  • ilm_rollover_alias: The alias to be used. If omitted and not specified by an index template, then the default one will be used.
  • ilm_enabled: Turn the use of index lifecycle management on or off. This setting can be omitted as it is detected if the targeted Elasticsearch instance supports ILM.
  • ilm_pattern: The pattern used to name the backing indices. It must end with a dash and a number that will be incremented (e.g., -000001).
  • ilm_policy: Custom ILM policy is to be used. It can be omitted if your index template refers to an ILM policy or if you wish to use the default policy created by Logstash.

Data Streams in Logstash

With data streams, the backing indices are created automatically. In Logstash the following example configuration could be used, that also allows to customize the name of the data stream:

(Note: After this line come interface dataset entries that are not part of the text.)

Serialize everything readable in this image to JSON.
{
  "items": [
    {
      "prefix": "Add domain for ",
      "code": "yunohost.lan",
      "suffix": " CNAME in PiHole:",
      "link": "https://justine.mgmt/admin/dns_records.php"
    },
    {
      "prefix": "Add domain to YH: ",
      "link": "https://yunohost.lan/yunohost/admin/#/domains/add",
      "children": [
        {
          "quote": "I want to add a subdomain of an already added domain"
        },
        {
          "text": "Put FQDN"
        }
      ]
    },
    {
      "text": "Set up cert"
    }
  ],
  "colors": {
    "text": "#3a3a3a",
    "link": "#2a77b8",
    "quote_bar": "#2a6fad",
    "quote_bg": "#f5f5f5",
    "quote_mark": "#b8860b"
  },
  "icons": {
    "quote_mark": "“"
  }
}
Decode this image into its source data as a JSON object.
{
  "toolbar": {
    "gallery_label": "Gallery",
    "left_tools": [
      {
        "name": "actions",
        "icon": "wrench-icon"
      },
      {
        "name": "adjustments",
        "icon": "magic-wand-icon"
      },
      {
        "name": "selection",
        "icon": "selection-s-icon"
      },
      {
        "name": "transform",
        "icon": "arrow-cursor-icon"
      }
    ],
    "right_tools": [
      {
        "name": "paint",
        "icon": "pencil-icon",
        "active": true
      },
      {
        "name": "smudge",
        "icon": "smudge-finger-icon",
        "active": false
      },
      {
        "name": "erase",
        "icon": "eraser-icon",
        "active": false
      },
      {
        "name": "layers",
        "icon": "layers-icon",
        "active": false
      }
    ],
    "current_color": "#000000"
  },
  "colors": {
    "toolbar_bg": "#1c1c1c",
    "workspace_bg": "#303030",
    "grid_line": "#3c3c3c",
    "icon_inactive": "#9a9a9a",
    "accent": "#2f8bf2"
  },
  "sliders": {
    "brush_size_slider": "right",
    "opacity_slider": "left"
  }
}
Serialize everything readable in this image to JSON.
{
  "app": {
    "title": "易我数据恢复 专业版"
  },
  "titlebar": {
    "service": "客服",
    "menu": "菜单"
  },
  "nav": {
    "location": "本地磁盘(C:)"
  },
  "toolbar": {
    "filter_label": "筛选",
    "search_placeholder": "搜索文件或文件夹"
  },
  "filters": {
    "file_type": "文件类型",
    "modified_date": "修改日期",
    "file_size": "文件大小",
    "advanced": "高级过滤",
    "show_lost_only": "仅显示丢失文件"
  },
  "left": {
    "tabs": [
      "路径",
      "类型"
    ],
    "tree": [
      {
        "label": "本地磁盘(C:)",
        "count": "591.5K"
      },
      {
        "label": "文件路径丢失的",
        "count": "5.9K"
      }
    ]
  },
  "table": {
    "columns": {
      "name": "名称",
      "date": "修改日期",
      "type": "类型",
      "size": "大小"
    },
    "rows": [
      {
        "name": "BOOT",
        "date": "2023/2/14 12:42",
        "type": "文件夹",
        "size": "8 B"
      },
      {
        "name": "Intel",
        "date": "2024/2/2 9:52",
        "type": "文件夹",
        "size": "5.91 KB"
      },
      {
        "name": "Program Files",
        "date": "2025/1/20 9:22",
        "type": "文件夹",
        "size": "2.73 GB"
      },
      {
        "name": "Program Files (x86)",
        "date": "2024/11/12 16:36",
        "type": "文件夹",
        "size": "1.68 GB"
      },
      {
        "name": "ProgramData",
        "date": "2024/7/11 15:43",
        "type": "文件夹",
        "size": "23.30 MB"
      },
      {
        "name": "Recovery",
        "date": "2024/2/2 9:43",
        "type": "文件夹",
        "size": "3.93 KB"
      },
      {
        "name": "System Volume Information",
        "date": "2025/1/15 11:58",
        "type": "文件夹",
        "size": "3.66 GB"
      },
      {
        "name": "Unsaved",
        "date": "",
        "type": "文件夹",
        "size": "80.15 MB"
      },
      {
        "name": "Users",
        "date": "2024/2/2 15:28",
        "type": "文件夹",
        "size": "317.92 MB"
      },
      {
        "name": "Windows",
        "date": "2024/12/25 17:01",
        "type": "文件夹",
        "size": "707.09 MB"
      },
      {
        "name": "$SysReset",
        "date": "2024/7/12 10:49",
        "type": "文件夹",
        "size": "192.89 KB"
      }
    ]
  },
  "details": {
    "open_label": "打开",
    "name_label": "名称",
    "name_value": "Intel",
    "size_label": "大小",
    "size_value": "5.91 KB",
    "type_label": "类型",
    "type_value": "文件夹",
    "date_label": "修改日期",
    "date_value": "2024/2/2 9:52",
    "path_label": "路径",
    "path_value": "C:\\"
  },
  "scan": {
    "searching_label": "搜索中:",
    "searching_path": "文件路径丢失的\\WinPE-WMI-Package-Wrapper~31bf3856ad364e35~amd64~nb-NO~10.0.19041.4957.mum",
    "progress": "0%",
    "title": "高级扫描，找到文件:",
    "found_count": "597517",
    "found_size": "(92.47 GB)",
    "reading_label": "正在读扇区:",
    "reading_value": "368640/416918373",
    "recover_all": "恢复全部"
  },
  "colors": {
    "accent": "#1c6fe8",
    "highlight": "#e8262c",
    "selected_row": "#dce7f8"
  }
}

 1output {
 2    elasticsearch {
 3        hosts => ["http://es1:9200"]
 4        data_stream => "true"
 5        data_stream_type => "metrics"
 6        data_stream_dataset => "foo"
 7        data_stream_namespace => "bar"
 8        action => "create"
 9    }

In the configuration the settings data_stream_* will be used the set the name of the data stream as {type}-{dataset}-{namespace} and the backing indices will use the following naming pattern: .ds-<data-stream>-<yyyy.MM.dd>-<generation>. Here, data_stream is the name of the data stream, followed by a date, and finally, a number that will be incremented, similar to the number in the ilm_pattern option.

The configuration options in detail are the following:

  • data_stream: whether data is indexed into a data stream. Other data_stream_* settings are ignored if set to false.
  • data_stream_type: data stream type to construct the data stream. Valid options are logs, metrics, synthetics, and traces.
  • data_stream_dataset: name of the dataset to construct the data stream.
  • data_stream_namespace: name of the namespace. Namespaces can be used to separate environments such as staging and production. Kibana supports switching between namespaces on its user interface.
  • action: The default value for data streams is create. This means the document is indexed, and the process fails if a document with the same ID already exists in the data stream.

When using data streams, we do not need to create a bootstrap index; however, an ILM policy and index template are required (these can be applied to multiple data streams).

In summary, data streams store time series data that are not modified after indexing. They also streamline index creation, rollover, and life-cycle management, and Logstash greatly benefits from these features.

  1. https://www.elastic.co/guide/en/elasticsearch/reference/current/use-a-data-stream.html#update-delete-docs-in-a-backing-index
  2. Apache Lucene - Index File Formats